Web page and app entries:

►

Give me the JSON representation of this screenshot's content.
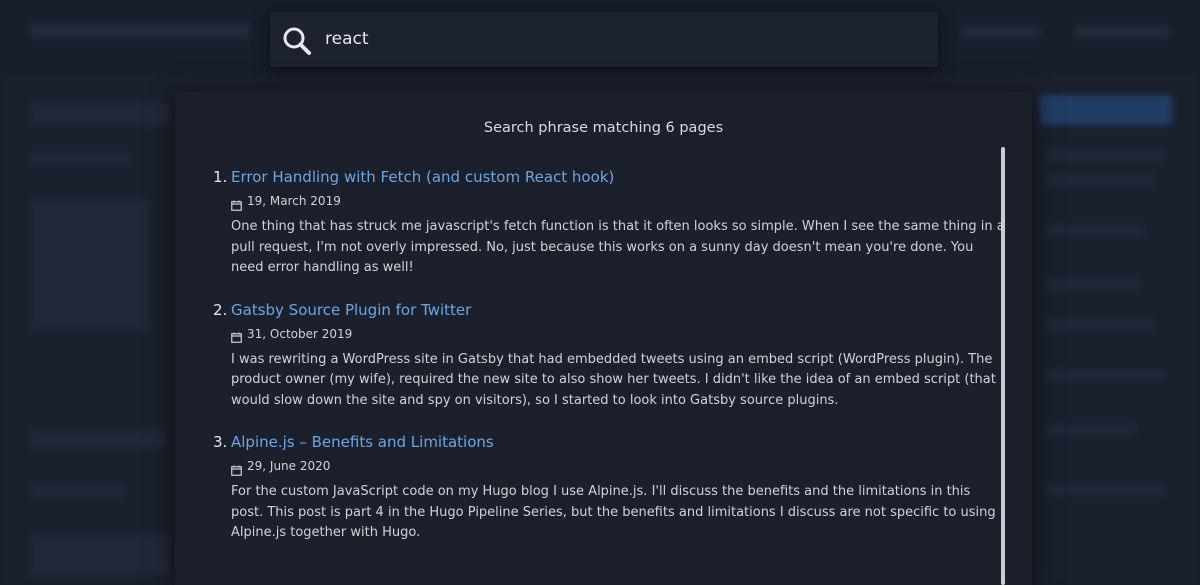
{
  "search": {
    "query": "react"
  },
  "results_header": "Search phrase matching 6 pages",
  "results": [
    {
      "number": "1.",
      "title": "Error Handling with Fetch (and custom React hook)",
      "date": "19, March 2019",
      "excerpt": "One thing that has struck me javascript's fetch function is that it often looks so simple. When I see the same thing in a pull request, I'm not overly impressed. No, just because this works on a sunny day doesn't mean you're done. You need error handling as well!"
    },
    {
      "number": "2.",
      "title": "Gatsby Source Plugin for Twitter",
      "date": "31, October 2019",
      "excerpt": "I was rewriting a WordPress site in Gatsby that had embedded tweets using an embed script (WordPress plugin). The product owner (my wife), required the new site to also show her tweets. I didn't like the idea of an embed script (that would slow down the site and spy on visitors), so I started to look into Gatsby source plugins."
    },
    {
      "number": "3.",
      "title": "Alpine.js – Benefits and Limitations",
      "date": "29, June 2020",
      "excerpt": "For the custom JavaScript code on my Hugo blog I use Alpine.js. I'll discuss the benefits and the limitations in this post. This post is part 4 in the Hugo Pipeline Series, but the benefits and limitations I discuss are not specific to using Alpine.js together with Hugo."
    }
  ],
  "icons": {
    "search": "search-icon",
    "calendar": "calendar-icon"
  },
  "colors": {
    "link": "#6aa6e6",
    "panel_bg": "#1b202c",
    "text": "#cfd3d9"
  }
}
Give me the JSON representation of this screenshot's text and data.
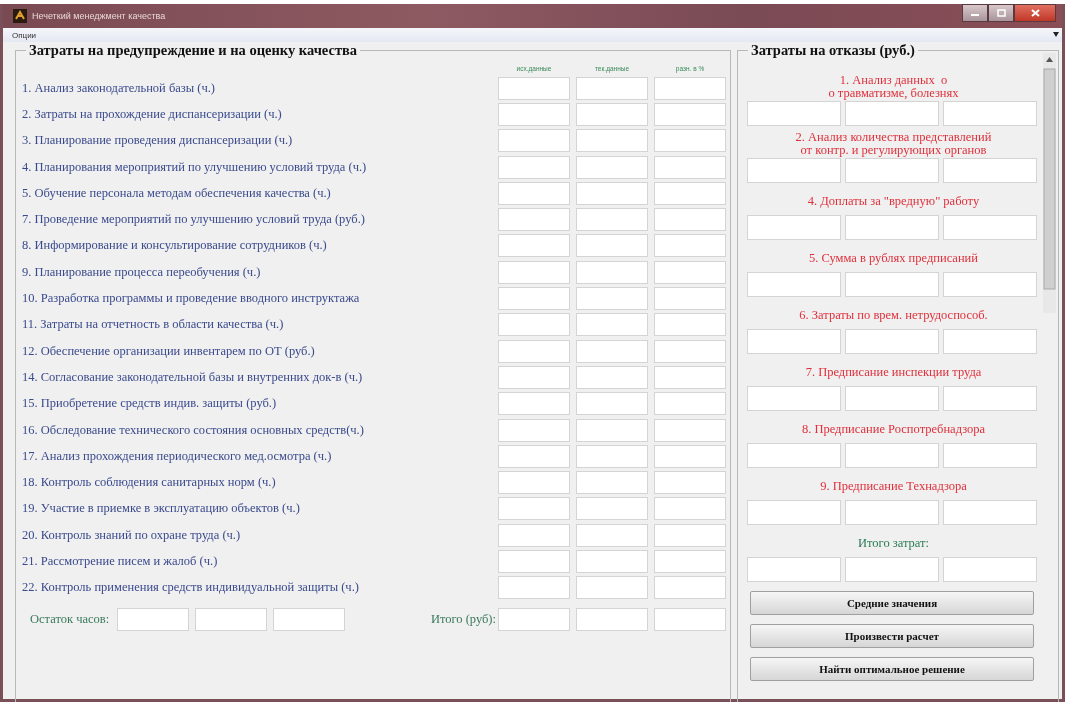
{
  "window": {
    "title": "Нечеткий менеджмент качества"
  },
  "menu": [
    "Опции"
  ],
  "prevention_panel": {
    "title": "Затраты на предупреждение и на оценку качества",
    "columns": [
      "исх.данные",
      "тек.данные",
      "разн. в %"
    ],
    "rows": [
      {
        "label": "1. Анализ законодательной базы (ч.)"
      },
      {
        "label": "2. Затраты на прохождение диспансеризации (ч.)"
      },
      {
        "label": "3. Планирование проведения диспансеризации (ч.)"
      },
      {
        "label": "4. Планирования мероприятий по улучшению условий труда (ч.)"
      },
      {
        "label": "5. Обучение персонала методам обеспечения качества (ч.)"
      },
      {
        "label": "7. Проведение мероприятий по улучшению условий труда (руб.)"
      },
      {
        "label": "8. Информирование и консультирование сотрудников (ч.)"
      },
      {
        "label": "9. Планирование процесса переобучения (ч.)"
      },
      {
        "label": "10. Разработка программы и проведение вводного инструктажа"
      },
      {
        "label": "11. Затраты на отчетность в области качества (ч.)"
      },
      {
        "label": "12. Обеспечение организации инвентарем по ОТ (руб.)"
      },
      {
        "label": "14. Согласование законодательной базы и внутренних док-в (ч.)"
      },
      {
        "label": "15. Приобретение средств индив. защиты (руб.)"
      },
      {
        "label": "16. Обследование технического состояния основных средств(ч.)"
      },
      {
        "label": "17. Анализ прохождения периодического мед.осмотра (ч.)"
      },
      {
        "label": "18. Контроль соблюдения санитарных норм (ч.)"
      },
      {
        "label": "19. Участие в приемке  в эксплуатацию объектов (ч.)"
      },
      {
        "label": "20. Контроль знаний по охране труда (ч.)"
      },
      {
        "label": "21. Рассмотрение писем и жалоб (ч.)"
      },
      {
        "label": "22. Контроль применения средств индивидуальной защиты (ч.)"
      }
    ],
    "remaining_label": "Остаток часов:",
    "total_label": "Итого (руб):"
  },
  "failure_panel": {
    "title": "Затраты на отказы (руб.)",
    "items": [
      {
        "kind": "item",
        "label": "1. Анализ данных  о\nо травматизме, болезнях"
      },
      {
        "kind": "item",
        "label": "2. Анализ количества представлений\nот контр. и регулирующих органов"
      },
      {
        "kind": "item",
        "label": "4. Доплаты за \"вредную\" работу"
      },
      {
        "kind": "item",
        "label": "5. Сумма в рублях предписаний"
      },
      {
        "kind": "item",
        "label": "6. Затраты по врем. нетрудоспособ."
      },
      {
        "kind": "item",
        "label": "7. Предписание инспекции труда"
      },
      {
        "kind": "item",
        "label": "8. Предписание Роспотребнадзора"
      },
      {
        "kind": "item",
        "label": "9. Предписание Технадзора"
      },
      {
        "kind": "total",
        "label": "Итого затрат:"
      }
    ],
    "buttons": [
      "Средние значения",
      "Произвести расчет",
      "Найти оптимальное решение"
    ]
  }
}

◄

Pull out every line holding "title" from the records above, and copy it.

[RESULT BELOW]
      "title": "Error Handling with Fetch (and custom React hook)",
      "title": "Gatsby Source Plugin for Twitter",
      "title": "Alpine.js – Benefits and Limitations",
    "title": "Нечеткий менеджмент качества"
    "title": "Затраты на предупреждение и на оценку качества",
    "title": "Затраты на отказы (руб.)",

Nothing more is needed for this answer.